Data records:
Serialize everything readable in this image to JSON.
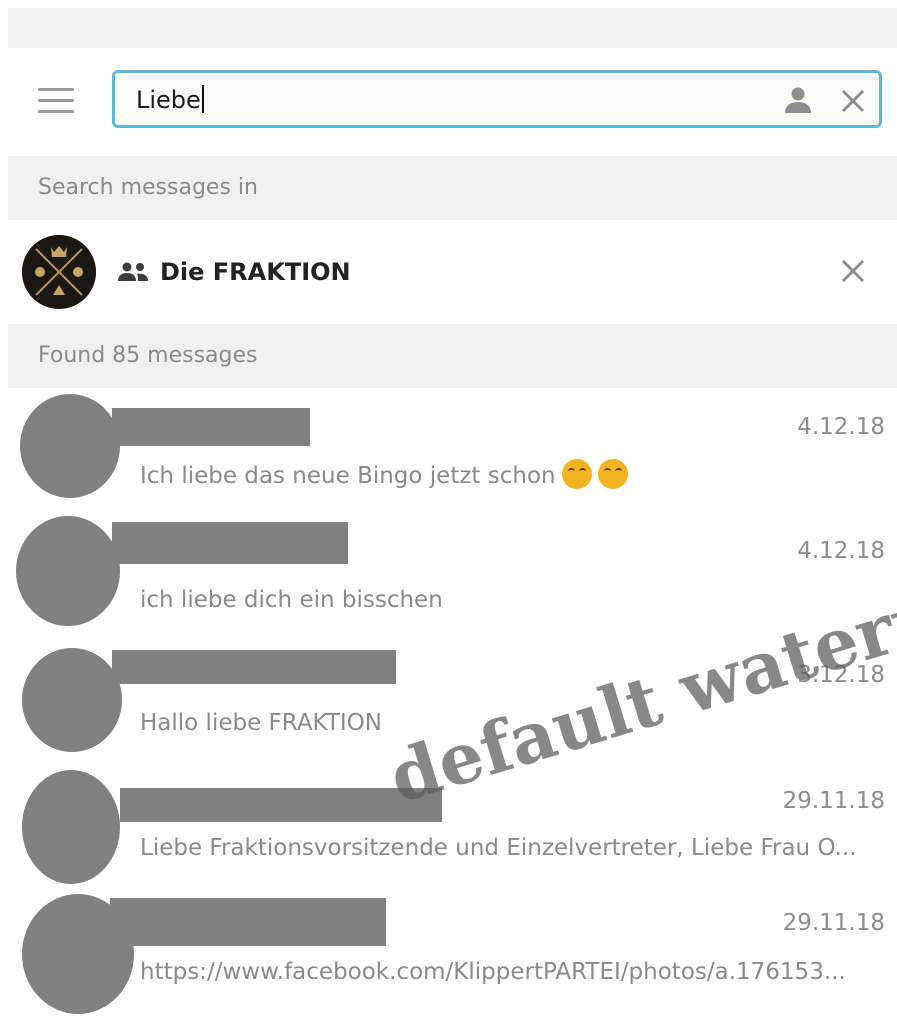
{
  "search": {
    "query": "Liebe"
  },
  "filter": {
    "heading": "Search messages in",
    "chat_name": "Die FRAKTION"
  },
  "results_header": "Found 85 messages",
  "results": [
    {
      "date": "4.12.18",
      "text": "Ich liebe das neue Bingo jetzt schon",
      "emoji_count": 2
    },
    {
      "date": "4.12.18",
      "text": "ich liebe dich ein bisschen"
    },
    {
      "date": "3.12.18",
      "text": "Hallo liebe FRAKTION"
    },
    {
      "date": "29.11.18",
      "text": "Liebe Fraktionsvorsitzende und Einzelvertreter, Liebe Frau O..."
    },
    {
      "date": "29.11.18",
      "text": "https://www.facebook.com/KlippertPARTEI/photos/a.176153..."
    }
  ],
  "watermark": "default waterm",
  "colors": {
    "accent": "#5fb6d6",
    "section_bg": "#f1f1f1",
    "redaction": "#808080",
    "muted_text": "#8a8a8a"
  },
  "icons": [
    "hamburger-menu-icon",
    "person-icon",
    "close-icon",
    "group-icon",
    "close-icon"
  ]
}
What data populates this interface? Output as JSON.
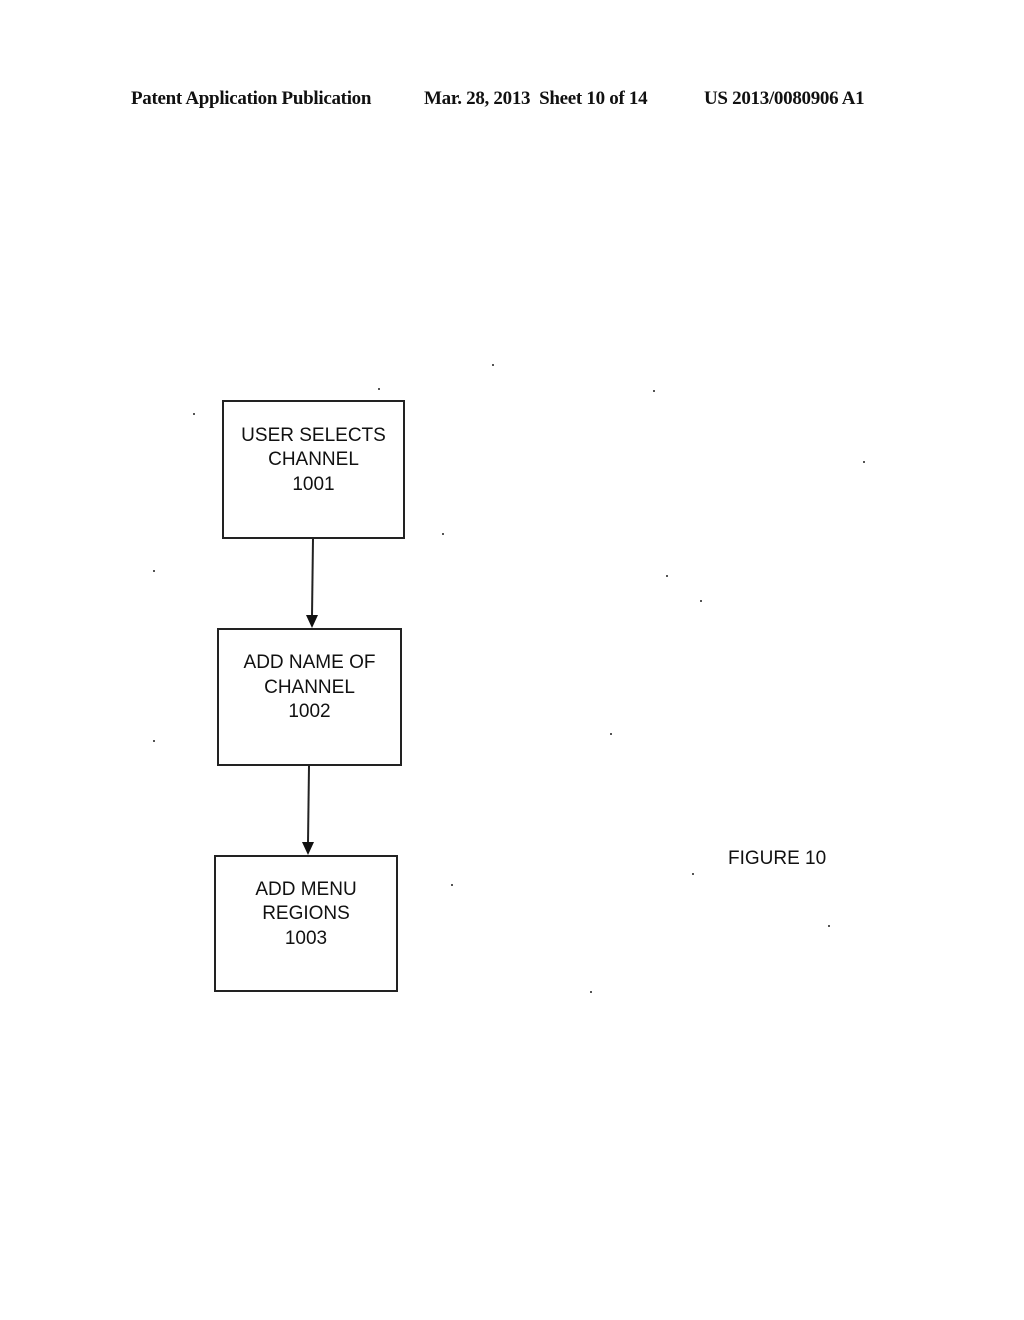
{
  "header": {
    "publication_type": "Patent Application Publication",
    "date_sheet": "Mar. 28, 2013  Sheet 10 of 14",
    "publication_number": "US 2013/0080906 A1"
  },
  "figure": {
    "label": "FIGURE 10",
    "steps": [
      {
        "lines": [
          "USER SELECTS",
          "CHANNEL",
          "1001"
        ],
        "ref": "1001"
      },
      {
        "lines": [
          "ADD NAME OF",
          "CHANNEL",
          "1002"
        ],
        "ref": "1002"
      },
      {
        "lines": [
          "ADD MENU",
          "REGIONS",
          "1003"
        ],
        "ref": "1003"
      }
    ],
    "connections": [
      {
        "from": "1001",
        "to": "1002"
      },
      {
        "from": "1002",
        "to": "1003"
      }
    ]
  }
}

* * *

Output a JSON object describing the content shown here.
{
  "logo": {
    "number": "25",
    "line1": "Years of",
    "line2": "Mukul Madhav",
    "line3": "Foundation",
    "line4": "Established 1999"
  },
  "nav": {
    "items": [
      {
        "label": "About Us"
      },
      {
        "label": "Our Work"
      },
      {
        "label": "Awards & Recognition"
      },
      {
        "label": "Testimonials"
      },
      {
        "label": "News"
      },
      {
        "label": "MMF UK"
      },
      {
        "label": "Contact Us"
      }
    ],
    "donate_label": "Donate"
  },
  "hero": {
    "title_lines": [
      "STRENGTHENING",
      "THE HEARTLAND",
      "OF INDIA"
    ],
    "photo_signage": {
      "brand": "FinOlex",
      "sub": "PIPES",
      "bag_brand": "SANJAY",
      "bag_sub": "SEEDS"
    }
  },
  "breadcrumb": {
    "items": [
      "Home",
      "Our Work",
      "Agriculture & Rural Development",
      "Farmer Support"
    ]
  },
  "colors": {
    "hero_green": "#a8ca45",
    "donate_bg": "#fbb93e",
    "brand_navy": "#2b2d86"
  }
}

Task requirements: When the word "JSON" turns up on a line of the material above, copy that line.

Completed task:
Serialize everything readable in this image to JSON.
What data populates this interface? Output as JSON.
Output a JSON object describing the content shown here.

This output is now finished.